Task ->
Your task is to retype every entry exactly, omitting nothing.
========================
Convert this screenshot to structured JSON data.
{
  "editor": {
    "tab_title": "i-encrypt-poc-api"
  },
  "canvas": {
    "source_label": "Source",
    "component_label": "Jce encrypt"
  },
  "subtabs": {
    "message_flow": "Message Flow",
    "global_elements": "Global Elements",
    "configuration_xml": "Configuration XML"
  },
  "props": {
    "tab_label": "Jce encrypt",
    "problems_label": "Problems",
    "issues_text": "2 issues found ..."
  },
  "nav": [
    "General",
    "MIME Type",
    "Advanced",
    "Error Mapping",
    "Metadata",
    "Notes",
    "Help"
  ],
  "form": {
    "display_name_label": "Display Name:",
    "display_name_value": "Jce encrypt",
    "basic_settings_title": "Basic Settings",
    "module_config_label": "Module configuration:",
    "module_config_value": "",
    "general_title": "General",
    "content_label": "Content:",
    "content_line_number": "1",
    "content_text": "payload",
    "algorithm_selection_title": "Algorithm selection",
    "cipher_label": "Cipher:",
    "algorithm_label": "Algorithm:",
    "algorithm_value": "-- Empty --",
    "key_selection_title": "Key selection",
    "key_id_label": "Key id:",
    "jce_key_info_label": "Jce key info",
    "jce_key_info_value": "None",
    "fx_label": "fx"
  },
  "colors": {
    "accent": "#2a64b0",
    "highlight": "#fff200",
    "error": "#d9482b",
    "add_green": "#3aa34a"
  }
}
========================
Result of the task ->
Convert this screenshot to structured JSON data.
{
  "editor": {
    "tab_title": "i-encrypt-poc-api"
  },
  "canvas": {
    "source_label": "Source",
    "component_label": "Jce encrypt"
  },
  "subtabs": {
    "message_flow": "Message Flow",
    "global_elements": "Global Elements",
    "configuration_xml": "Configuration XML"
  },
  "props": {
    "tab_label": "Jce encrypt",
    "problems_label": "Problems",
    "issues_text": "2 issues found ..."
  },
  "nav": [
    "General",
    "MIME Type",
    "Advanced",
    "Error Mapping",
    "Metadata",
    "Notes",
    "Help"
  ],
  "form": {
    "display_name_label": "Display Name:",
    "display_name_value": "Jce encrypt",
    "basic_settings_title": "Basic Settings",
    "module_config_label": "Module configuration:",
    "module_config_value": "",
    "general_title": "General",
    "content_label": "Content:",
    "content_line_number": "1",
    "content_text": "payload",
    "algorithm_selection_title": "Algorithm selection",
    "cipher_label": "Cipher:",
    "algorithm_label": "Algorithm:",
    "algorithm_value": "-- Empty --",
    "key_selection_title": "Key selection",
    "key_id_label": "Key id:",
    "jce_key_info_label": "Jce key info",
    "jce_key_info_value": "None",
    "fx_label": "fx"
  },
  "colors": {
    "accent": "#2a64b0",
    "highlight": "#fff200",
    "error": "#d9482b",
    "add_green": "#3aa34a"
  }
}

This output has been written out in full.